A great rifle sling works when you hardly know it’s there. It takes the load off carrying a rifle for mile after mile, keeping your arm and shoulder muscles fresh for when it’s time to take a shot. But it also does a lot more, like help you lock your arm into position for a solid shooting stance, and smooth out your movements as you shift from a carrying to a shooting position with minimal chance of snagging on other gear. When looking for a rifle sling, think about how much you walk with your rifle, and whether or not you’ll use the sling to help support the rifle in standing and kneeling positions. And then think about these three other factors when choosing a rifle sling.
This carrying strap has a thick cushion at the shoulder for comfort. VTAC
Adjustability is king when it comes to selecting a rifle sling. You’ll want to be able to use the sling whether you’re out in short-sleeve weather or bundled up in layers of fleece, and it’s handy to be able to tighten or loosen a sling in a variety of carrying conditions and styles. The best rifle slings adjust at both ends, and it is designed to let you make the adjustments with one hand, all the better.
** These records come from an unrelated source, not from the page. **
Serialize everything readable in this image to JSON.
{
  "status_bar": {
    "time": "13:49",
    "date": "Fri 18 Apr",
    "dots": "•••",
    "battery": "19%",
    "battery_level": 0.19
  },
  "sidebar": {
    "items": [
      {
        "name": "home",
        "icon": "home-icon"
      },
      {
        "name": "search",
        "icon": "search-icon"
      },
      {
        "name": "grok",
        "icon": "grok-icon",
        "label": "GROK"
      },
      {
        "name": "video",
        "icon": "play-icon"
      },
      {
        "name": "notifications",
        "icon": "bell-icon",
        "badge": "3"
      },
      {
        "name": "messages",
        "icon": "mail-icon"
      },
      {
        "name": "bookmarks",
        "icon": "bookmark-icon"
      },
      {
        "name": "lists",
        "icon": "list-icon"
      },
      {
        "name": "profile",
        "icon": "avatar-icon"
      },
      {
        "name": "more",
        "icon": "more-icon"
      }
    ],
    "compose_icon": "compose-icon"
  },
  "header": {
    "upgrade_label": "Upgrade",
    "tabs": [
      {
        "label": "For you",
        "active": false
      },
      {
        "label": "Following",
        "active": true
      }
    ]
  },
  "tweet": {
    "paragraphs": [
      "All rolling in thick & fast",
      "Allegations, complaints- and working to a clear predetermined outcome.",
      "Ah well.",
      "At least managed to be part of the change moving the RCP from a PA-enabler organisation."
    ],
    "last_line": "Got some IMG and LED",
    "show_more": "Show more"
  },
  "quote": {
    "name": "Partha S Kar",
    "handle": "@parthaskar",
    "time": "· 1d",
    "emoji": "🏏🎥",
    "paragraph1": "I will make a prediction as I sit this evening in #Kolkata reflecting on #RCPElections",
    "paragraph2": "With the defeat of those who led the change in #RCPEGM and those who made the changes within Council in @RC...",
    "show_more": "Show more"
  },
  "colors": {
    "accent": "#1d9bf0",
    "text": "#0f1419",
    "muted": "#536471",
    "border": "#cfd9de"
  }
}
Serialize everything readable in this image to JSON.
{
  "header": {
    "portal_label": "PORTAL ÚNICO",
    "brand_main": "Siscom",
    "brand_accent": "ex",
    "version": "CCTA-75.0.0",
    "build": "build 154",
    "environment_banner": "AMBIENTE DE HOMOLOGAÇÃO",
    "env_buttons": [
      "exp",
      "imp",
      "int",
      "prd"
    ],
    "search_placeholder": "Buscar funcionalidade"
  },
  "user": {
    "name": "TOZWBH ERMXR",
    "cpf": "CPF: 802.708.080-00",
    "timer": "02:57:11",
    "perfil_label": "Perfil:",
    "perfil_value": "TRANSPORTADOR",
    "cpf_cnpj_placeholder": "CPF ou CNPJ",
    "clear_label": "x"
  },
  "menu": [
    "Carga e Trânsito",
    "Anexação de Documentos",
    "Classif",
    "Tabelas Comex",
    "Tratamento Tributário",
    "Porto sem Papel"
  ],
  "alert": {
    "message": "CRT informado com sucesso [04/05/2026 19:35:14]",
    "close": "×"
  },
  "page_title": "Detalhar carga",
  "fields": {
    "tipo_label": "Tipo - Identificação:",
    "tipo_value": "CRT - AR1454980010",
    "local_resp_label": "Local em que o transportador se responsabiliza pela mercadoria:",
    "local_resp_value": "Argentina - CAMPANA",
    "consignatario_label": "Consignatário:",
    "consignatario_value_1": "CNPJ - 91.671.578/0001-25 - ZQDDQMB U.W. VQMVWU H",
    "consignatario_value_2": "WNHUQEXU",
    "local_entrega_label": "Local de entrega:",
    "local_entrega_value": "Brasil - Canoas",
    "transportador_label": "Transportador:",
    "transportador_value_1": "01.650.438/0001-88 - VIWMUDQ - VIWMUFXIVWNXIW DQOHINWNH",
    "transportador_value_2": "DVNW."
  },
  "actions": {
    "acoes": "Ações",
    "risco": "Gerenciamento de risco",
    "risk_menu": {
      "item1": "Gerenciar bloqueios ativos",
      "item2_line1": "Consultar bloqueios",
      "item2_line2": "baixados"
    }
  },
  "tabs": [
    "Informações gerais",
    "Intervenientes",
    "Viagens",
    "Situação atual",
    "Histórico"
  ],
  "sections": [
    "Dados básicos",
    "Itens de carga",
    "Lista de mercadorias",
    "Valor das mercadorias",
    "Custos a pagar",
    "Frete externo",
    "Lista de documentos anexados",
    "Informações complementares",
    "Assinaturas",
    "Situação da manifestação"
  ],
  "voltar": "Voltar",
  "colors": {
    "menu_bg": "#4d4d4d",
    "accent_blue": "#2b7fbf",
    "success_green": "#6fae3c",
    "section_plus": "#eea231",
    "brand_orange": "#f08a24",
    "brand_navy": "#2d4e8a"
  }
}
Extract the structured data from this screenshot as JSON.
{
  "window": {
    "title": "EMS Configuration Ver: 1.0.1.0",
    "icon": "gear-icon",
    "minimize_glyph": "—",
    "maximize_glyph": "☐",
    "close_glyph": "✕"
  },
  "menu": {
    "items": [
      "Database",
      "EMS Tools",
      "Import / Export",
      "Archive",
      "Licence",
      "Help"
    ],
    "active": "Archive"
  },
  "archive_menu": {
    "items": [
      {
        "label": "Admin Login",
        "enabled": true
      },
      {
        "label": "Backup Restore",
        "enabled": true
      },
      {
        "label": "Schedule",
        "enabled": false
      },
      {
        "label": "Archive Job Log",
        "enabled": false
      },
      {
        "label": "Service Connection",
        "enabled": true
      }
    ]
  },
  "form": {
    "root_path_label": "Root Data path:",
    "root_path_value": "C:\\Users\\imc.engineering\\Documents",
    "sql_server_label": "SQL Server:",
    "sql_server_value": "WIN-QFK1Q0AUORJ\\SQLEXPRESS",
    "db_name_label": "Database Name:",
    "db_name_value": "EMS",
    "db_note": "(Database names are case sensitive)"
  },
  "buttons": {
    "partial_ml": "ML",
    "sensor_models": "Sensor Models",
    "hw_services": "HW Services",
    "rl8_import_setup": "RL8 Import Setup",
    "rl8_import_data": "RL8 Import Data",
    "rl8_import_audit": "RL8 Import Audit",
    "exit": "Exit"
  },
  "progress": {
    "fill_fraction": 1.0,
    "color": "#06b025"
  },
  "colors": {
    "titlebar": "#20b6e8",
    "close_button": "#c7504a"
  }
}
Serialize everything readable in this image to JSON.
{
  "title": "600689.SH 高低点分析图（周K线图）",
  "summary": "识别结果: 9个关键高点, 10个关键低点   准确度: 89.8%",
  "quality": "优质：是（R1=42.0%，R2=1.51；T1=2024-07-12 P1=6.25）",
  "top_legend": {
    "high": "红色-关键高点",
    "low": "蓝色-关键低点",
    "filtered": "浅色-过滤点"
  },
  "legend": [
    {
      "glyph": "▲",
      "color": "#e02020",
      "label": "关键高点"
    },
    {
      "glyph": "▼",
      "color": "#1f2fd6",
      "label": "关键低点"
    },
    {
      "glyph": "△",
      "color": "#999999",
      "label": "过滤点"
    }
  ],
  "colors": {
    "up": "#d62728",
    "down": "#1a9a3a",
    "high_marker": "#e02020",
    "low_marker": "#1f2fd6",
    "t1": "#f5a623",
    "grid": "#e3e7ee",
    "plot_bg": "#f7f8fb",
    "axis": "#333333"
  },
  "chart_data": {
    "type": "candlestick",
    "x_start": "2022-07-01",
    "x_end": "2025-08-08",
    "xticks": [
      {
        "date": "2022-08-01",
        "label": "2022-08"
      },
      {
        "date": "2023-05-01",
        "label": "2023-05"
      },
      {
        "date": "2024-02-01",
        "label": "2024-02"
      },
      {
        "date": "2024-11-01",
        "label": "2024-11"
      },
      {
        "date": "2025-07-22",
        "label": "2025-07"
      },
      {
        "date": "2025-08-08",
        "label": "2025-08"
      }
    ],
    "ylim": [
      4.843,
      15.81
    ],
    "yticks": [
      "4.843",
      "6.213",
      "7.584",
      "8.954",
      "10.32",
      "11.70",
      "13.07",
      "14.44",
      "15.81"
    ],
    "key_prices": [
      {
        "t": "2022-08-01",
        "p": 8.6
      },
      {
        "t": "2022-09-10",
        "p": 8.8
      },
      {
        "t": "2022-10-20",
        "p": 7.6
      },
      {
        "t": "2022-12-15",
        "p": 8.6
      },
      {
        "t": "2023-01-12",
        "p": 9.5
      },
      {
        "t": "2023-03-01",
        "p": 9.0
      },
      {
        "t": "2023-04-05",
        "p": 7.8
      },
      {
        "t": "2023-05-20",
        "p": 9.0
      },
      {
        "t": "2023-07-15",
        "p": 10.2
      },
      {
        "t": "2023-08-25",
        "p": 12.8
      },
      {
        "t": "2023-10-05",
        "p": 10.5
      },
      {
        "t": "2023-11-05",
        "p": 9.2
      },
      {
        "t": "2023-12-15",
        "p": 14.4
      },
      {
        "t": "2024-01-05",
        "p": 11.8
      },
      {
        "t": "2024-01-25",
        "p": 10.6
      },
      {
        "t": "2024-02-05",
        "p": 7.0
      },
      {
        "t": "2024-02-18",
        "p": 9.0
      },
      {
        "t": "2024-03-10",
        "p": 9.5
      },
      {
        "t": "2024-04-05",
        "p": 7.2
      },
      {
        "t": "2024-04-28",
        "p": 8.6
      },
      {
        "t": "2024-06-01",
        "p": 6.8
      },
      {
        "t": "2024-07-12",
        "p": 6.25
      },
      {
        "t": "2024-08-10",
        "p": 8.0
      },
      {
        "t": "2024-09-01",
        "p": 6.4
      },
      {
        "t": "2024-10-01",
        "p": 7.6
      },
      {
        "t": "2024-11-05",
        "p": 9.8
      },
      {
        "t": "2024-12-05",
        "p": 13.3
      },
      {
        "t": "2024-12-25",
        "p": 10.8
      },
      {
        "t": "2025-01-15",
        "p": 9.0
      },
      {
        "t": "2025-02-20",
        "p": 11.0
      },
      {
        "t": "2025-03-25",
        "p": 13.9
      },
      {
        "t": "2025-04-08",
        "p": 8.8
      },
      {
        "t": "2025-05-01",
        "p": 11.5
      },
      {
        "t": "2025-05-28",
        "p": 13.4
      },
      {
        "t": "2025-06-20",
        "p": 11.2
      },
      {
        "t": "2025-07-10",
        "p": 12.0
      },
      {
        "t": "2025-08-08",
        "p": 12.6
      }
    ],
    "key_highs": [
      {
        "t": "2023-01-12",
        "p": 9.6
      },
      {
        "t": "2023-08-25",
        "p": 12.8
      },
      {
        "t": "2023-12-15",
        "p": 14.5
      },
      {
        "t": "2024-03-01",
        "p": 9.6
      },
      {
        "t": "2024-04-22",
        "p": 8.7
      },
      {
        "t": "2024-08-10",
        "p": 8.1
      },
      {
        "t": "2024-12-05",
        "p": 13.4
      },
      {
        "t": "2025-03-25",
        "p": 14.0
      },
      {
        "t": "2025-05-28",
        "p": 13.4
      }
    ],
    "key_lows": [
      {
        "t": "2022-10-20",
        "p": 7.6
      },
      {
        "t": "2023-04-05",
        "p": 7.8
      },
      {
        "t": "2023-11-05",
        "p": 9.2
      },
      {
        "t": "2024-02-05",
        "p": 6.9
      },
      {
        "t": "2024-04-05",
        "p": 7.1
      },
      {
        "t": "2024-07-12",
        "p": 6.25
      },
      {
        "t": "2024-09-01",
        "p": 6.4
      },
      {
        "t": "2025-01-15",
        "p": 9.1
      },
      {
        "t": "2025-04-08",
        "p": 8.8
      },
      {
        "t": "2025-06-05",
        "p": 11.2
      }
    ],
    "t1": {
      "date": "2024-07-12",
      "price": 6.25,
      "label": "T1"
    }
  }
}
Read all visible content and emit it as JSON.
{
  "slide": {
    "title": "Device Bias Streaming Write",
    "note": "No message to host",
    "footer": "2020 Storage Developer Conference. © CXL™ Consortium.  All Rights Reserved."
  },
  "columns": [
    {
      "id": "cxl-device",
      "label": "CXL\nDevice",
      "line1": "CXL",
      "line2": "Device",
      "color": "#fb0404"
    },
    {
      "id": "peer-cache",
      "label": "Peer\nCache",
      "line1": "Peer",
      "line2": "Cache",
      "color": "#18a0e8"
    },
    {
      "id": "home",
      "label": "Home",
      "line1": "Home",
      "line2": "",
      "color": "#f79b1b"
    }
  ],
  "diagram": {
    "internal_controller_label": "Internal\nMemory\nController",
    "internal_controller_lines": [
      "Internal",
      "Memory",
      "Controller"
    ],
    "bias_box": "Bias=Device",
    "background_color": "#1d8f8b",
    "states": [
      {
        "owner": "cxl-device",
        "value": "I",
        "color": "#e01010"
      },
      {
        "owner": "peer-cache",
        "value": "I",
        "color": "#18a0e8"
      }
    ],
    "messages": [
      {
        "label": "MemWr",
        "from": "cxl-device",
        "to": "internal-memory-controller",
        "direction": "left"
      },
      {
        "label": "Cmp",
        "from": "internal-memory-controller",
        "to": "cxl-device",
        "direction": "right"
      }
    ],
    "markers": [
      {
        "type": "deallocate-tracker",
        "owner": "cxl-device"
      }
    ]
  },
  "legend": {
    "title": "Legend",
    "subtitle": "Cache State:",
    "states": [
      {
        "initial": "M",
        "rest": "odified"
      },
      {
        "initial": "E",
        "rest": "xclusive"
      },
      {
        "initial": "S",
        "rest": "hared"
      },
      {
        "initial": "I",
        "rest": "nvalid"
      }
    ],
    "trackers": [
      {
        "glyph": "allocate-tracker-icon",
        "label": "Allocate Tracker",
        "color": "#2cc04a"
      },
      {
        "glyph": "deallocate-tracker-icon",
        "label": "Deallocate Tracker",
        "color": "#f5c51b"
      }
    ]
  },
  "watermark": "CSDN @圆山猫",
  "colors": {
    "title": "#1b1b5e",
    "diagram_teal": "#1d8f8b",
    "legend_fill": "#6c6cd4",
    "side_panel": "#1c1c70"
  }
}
The oversized connectors on this product make it easy to attach. CVLIFE
A sling’s convenience can’t come at the expense of comfort. Thin, narrow slings might be lightweight and unobtrusive, but they will dig into your neck over the long haul. There’s nothing wrong with a lightly padded sling, just make sure there’s enough cushioning material to suit the way you like to carry your rifle. Slings with a little stretch have enough give to make them super comfortable to carry mile after mile.
This product comes with quick-release attachments and mounts. EZshoot
Slings typically attach to a rifle via sling swivels, and there are varying designs for different types of rifles. Make sure you buy a sling that matches the mounting system on your rifle or be prepared to add after-market mounting studs or swivels.